By Deb Miller
Ask anyone who works on a highway crew about close calls and they’ll likely have a few stories to tell you.
In my years at KDOT I’ve heard plenty of those scary stories. And, sadly, I’ve also heard the stories that have tragic endings.
It’s painfully evident that many of the motorists who drive through work zones are oblivious to the risks their driving poses to those who are working just an arms-length away. And if those drivers aren’t thinking about the workers, they certainly aren’t thinking about all the people who depend on those workers to come home safe and sound at the end of the day.
To help raise awareness of the inherent risks highway workers face every day, KDOT has planned a number of activities as part of National Work Zone Awareness Week, April 4-8. We will have a media event at KDOT’s new area office in Topeka where I will emcee and speakers will include Kansas Highway Patrol Superintendent Ernest Garcia, Dustrol Inc. Vice President Brian Hansen and Shirley McDonald, mother of KDOT employee Scotty McDonald who was killed in a 2005 work zone crash. Throughout the week, blogs from contractor organizations, the KHP and KDOT’s own John Crawford in Goodland and Johnnie Lira in Ulysses will be posted here, so please check back each day.
For April 6, we have come up with a very bright way for people to show support for road workers: go orange. Search the corners of your closet and the bottoms of your clothes drawers for something orange to wear. You will be in good company.

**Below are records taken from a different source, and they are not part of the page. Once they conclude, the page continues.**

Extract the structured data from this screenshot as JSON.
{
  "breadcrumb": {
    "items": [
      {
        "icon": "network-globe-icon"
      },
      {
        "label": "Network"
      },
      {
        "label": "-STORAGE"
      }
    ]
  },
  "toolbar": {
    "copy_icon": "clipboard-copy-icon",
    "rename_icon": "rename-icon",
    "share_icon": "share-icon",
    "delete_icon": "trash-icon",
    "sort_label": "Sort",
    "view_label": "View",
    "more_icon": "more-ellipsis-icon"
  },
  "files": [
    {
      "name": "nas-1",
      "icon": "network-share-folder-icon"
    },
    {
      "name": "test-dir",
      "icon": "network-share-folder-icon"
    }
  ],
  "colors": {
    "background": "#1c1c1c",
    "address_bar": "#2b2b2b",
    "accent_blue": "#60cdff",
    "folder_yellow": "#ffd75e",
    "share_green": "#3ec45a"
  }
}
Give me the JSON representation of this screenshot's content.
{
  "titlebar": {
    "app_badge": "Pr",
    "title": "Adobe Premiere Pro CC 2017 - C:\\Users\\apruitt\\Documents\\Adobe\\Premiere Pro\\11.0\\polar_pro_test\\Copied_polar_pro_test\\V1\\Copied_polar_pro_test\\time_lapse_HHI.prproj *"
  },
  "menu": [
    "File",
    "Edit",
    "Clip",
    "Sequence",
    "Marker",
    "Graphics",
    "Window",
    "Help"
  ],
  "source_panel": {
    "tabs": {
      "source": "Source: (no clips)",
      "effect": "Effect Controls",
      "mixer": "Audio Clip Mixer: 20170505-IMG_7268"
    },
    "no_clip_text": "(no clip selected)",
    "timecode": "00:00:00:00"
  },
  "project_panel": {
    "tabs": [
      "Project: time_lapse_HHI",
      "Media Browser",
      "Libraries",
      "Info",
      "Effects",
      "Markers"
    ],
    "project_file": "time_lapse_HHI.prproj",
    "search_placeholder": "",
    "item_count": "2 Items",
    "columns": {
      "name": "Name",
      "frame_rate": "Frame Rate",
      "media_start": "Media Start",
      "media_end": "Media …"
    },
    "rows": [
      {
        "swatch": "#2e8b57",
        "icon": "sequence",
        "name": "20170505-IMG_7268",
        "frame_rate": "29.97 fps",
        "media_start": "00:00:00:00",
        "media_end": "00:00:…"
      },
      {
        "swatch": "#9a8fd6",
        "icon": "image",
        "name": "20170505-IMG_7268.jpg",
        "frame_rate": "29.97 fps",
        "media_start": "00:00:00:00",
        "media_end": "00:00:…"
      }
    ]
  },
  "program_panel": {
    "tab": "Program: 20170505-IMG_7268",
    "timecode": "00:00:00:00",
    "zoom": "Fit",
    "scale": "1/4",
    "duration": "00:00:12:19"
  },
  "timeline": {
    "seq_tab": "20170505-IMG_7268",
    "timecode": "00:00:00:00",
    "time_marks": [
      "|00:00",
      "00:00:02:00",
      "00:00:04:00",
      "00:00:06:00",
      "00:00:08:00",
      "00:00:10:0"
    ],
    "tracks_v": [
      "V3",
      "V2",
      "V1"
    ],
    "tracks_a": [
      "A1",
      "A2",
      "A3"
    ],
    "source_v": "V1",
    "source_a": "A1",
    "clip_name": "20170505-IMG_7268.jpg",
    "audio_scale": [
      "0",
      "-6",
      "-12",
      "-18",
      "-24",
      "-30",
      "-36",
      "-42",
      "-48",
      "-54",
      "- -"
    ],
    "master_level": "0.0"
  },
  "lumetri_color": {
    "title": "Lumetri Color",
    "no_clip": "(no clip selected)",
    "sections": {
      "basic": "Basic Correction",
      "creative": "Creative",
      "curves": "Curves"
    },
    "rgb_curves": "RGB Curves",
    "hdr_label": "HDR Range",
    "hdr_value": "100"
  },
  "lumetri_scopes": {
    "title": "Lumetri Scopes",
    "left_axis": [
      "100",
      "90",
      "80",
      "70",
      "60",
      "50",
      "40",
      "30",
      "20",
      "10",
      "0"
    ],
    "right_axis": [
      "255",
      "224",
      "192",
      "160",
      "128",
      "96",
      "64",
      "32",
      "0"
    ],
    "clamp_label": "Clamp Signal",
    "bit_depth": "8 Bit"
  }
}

And if you are asked why you are risking your standing as a fashionista by wearing orange, please share that work zone safety isn’t just for workers--it’s for motorists, too. More than 85 percent of the time, motorists are the ones who are injured in work zone crashes due to inattention, following too closely, driving too fast or not yielding the right of way.
In addition to the above activities, please check the KDOT website to see photos of Kansans decked out in orange. For the past month KDOT has been collecting photos of people wearing orange. The photos will also be posted on KDOT’s Flickr account, http://www.flickr.com/photos/kansastransportation. In addition, we’ve produced a “Go Orange” video you can view on the agency’s YouTube channel at http://www.youtube.com/user/kansastransportation.
While we intend to have some fun wearing orange and promoting Work Zone Awareness Week, this is serious stuff. We depend on highway workers--including law enforcement and all first responders--to keep our families safe and to keep our economy moving. These workers deserve our respect and our undivided attention every day of the year. So, please do what you can to promote work zone safety and go orange!
Deb Miller is the Kansas Secretary of Transportation.